▶ **Work to be completed**:
From the data below, report how many lines contain the word "message", giving the number and nothing else.

▶ **Input data**:
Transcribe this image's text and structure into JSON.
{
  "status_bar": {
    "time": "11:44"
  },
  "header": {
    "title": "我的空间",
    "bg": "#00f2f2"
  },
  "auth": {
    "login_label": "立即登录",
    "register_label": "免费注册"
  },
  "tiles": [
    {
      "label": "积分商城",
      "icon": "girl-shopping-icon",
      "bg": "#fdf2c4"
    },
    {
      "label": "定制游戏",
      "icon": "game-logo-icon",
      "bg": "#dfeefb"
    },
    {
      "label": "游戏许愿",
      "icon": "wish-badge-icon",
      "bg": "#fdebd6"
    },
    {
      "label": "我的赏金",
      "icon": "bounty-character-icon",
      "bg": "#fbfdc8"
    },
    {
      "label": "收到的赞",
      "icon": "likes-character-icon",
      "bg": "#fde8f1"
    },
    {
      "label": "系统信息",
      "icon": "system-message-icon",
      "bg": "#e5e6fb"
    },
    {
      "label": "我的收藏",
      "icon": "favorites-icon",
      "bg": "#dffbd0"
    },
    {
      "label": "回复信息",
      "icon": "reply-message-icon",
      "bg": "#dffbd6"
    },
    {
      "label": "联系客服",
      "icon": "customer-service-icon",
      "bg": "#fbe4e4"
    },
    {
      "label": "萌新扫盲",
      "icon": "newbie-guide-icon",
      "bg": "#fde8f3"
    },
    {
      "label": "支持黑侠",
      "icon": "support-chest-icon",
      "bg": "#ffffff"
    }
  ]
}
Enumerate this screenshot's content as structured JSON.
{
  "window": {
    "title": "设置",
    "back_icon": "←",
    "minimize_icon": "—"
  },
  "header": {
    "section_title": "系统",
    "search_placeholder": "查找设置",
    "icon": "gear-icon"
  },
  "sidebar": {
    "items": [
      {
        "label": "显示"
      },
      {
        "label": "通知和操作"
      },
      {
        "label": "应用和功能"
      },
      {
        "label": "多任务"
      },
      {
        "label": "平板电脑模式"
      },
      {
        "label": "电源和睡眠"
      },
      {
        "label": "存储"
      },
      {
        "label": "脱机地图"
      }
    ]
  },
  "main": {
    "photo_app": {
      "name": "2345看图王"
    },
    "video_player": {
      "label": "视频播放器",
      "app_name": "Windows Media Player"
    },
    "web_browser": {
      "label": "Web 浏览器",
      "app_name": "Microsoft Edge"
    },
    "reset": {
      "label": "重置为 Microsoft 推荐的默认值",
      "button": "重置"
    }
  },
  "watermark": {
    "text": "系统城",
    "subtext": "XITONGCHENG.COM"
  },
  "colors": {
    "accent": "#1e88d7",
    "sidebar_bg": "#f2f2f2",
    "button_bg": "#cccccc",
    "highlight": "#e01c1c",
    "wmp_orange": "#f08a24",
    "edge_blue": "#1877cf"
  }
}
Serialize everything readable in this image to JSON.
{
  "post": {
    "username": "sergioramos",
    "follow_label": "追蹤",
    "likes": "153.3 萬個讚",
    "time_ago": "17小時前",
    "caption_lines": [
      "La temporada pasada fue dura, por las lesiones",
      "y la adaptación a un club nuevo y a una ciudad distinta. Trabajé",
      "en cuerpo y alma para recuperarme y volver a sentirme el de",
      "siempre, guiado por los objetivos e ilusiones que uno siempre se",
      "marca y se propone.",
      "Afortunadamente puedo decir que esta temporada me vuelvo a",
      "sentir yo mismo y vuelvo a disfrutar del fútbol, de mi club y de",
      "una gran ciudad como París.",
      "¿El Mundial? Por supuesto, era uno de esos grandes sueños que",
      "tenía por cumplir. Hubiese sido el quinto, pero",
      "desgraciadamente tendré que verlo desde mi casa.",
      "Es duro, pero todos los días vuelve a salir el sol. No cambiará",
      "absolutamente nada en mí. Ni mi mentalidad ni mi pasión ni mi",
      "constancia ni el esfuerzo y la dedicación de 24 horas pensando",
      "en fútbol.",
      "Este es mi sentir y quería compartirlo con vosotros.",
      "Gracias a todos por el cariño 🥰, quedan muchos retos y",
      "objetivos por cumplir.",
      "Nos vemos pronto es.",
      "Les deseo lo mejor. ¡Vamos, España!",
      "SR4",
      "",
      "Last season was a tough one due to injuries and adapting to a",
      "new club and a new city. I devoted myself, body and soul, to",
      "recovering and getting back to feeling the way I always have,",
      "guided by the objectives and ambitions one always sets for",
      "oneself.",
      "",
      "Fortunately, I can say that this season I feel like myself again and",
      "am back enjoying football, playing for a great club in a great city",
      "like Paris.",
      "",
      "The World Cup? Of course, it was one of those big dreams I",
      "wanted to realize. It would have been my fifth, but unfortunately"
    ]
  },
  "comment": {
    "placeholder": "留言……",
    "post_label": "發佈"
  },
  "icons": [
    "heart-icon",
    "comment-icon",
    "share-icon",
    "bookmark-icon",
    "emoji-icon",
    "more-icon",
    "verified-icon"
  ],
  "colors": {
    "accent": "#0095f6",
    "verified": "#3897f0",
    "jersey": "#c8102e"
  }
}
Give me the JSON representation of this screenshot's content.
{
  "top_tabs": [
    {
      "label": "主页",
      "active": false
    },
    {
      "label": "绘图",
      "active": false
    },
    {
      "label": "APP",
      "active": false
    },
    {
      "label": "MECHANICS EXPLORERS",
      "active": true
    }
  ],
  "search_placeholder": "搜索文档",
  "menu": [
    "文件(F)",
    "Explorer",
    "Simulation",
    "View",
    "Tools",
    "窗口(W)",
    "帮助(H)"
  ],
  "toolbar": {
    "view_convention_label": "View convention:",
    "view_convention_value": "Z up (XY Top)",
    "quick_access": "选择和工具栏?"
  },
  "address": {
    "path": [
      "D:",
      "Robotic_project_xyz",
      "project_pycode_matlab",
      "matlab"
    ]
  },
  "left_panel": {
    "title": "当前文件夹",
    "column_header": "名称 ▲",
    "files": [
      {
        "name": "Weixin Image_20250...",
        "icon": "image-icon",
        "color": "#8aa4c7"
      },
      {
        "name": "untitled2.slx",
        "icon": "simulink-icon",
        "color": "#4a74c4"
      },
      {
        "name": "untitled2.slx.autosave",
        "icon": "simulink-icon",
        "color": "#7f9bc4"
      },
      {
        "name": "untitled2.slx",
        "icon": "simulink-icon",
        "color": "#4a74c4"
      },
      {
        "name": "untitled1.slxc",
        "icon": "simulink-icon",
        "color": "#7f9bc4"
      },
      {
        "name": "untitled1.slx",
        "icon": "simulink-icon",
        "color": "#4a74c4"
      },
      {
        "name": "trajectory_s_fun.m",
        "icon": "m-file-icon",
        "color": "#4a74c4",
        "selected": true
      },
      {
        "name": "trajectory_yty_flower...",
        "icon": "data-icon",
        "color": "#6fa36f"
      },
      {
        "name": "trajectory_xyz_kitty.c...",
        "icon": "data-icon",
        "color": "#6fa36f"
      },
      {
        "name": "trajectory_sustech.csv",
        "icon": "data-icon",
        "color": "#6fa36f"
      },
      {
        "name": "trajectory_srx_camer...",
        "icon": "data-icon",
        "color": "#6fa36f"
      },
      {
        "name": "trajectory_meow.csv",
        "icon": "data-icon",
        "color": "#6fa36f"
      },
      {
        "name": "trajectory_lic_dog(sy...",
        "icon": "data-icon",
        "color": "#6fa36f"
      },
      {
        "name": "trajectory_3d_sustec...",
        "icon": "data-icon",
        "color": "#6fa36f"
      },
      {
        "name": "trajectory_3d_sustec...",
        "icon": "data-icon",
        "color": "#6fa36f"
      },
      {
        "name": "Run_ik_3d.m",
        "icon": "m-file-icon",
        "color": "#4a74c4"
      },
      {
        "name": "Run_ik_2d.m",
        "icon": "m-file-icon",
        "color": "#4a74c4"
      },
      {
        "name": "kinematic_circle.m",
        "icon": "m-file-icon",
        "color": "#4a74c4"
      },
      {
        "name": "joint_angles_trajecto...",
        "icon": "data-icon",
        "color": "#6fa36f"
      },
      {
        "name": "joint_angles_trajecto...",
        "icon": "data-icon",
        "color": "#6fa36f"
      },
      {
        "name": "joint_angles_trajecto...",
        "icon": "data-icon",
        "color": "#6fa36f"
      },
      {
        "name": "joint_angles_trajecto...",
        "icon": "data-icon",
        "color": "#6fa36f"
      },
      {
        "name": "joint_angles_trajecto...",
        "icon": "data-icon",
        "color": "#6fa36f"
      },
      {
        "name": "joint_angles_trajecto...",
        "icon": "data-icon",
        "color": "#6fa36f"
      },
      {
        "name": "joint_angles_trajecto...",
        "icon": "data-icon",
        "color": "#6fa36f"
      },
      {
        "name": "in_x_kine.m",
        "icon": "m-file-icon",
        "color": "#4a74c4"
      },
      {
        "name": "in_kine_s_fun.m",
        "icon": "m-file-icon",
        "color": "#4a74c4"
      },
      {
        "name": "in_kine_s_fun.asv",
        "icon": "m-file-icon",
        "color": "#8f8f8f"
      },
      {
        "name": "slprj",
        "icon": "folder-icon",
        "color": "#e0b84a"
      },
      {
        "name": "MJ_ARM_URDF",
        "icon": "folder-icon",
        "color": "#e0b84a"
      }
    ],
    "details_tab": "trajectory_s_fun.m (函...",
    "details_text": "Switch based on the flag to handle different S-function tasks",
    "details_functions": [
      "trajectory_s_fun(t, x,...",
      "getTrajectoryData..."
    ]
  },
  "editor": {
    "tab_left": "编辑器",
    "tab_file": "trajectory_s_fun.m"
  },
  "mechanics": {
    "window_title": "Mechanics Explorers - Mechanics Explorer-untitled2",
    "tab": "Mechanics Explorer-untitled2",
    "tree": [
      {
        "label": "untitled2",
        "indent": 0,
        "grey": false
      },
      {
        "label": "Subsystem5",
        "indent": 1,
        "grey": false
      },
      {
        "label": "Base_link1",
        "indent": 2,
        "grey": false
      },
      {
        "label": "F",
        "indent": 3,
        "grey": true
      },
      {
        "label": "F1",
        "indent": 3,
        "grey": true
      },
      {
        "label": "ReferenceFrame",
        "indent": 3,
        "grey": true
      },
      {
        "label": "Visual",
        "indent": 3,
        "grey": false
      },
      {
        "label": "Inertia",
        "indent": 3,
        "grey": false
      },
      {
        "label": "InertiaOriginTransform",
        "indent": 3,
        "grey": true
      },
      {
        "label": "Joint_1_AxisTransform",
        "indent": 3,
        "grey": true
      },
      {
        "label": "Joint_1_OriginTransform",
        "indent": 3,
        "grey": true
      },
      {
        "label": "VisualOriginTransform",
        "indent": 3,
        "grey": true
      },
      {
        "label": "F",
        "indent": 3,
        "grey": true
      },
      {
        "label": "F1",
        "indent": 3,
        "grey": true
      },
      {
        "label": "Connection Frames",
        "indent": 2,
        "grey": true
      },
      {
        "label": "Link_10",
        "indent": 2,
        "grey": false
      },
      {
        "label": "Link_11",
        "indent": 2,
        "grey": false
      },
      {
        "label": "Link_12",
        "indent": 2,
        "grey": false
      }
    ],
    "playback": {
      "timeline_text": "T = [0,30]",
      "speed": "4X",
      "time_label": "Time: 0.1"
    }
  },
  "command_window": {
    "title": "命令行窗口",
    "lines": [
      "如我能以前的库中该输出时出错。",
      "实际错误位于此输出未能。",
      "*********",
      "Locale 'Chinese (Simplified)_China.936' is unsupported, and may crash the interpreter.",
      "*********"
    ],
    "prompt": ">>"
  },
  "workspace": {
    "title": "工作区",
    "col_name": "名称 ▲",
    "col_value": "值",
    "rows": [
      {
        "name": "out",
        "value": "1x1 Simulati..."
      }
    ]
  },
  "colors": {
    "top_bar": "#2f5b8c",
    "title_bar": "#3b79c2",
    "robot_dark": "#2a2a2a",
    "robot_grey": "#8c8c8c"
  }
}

▶ **Solved problem**:
2